Fandom

Vim Tips Wiki

Special characters in the substitute command

1,624pages on
this wiki
Add New Page
Talk0 Share

Ad blocker interference detected!


Wikia is a free-to-use site that makes money from advertising. We have a modified experience for viewers using ad blockers

Wikia is not accessible if you’ve made further modifications. Remove the custom ad blocker rule(s) and the page will load as expected.

Tip 654 Printable Monobook Previous Next

created February 15, 2004 · complexity basic · author Hyouck Kim · version 6.0


Let's think about the code below.

void
howdy(void)
{
  M00 =
  M01 =
  M10 =
  M11 =
  M20 =
  M21 = 0;
}

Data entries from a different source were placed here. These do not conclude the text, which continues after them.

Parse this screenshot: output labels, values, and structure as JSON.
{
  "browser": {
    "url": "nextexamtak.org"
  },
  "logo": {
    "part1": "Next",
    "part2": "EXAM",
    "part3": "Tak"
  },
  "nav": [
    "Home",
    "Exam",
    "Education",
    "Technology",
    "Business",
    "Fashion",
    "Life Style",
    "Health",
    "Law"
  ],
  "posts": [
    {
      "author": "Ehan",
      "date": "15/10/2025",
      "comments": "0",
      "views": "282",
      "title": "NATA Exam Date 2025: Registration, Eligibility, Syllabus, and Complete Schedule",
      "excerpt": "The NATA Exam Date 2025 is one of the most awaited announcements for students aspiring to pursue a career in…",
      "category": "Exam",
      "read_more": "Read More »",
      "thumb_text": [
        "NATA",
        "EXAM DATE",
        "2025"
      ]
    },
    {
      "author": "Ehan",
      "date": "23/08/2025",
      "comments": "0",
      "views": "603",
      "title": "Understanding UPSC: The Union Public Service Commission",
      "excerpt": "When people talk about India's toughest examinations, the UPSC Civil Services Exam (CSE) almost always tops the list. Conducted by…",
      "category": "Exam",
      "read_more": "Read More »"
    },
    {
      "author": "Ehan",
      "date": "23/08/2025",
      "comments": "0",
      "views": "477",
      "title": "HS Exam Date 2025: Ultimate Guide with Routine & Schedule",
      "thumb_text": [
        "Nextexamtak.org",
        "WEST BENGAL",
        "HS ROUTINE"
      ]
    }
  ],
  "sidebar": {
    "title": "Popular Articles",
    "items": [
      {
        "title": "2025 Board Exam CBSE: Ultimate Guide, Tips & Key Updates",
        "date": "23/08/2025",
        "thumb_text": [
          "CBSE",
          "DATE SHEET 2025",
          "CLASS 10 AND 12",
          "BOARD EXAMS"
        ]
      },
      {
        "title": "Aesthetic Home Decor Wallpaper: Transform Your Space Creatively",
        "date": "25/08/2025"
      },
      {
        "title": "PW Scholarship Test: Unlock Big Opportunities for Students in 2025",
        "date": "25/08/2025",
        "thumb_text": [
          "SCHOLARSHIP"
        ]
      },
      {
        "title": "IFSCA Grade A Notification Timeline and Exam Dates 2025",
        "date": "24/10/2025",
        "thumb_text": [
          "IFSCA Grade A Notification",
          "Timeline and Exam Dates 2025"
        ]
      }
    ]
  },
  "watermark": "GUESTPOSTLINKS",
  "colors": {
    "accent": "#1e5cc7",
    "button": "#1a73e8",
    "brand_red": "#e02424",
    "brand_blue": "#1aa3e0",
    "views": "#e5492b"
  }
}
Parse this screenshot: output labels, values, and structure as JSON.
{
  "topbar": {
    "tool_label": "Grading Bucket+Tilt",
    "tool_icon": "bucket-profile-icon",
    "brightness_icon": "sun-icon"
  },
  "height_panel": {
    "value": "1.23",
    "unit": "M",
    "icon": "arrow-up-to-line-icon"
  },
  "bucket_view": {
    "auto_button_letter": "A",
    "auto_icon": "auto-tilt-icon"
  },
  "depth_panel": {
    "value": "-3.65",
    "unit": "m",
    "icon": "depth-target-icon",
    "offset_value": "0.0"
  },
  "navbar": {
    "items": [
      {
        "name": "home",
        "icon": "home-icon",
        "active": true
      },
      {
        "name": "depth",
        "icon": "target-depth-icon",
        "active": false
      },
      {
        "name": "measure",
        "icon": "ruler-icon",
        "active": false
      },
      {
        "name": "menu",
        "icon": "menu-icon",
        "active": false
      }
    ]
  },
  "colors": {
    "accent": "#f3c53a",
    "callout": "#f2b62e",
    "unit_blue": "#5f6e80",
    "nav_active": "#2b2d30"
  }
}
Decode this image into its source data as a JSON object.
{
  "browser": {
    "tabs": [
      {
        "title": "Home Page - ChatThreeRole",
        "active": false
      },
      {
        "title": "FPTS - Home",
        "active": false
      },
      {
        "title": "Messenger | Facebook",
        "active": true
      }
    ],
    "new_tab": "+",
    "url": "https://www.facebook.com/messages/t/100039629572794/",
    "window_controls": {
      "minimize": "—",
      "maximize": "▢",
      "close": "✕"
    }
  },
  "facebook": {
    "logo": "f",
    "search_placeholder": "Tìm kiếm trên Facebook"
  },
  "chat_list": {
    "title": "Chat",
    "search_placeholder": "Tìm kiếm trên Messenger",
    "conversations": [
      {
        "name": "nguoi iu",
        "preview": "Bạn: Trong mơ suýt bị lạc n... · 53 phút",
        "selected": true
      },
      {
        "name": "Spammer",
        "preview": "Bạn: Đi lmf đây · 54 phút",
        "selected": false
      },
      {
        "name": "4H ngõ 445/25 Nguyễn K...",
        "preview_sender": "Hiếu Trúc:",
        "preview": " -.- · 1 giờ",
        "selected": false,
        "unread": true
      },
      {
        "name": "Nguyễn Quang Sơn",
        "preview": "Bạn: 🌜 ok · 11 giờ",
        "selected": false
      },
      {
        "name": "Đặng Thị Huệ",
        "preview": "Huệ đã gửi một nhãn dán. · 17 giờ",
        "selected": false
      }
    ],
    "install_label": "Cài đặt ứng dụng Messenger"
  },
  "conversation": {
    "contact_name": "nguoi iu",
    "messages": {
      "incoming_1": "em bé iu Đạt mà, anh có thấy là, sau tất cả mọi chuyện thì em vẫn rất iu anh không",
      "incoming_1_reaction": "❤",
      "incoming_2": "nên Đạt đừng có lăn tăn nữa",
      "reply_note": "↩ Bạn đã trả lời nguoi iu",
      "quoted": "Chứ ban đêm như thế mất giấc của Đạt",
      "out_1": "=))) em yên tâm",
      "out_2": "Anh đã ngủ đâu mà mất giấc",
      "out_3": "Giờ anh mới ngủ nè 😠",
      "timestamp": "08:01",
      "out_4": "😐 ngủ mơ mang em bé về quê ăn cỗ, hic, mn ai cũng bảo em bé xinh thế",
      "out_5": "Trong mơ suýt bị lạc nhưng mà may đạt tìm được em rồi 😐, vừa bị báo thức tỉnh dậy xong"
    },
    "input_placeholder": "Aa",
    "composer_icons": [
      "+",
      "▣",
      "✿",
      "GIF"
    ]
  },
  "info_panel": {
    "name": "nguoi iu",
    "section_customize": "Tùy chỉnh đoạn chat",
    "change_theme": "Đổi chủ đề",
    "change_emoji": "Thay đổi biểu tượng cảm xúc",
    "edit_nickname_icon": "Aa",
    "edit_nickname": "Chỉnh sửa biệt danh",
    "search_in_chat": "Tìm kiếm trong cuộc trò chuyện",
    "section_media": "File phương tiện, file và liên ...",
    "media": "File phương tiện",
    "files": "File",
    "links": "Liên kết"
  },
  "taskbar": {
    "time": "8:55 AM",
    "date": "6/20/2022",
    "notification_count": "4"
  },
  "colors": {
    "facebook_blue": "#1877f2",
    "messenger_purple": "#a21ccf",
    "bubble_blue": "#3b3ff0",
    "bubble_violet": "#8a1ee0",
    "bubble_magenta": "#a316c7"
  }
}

Now you want to change the code like

void
howdy(void)
{
  M[0][0] =
  M[0][1] =
  M[1][0] =
  M[1][1] =
  M[2][0] =
  M[2][1] = 0;
}

You can easily do that with

:g/\(M\)\([0-9]\)\([0-9]\)/s//\1[\2][\3]/g

Here, \1 is a special substitute character meaning first part of the search pattern.

To specify a part in your search pattern, simply enclose your search pattern with "\(" and "\)".

Thus, in the above example

\(M\) corresponds to \1, and
\([0-9]\) to \2 and etc...

And substitute pattern "\1[\2][\3]" means

"1st part" + "[" + "2nd part" + "]" + "[" + "3rd part" + "]"

which is what we want here.

ReferencesEdit

CommentsEdit

Why not

%s/\(\d\)\(\d\)/[\1][\2]/

This works too:

%s/\v(\d)(\d)/[\1][\2]

Also on Fandom

Random Wiki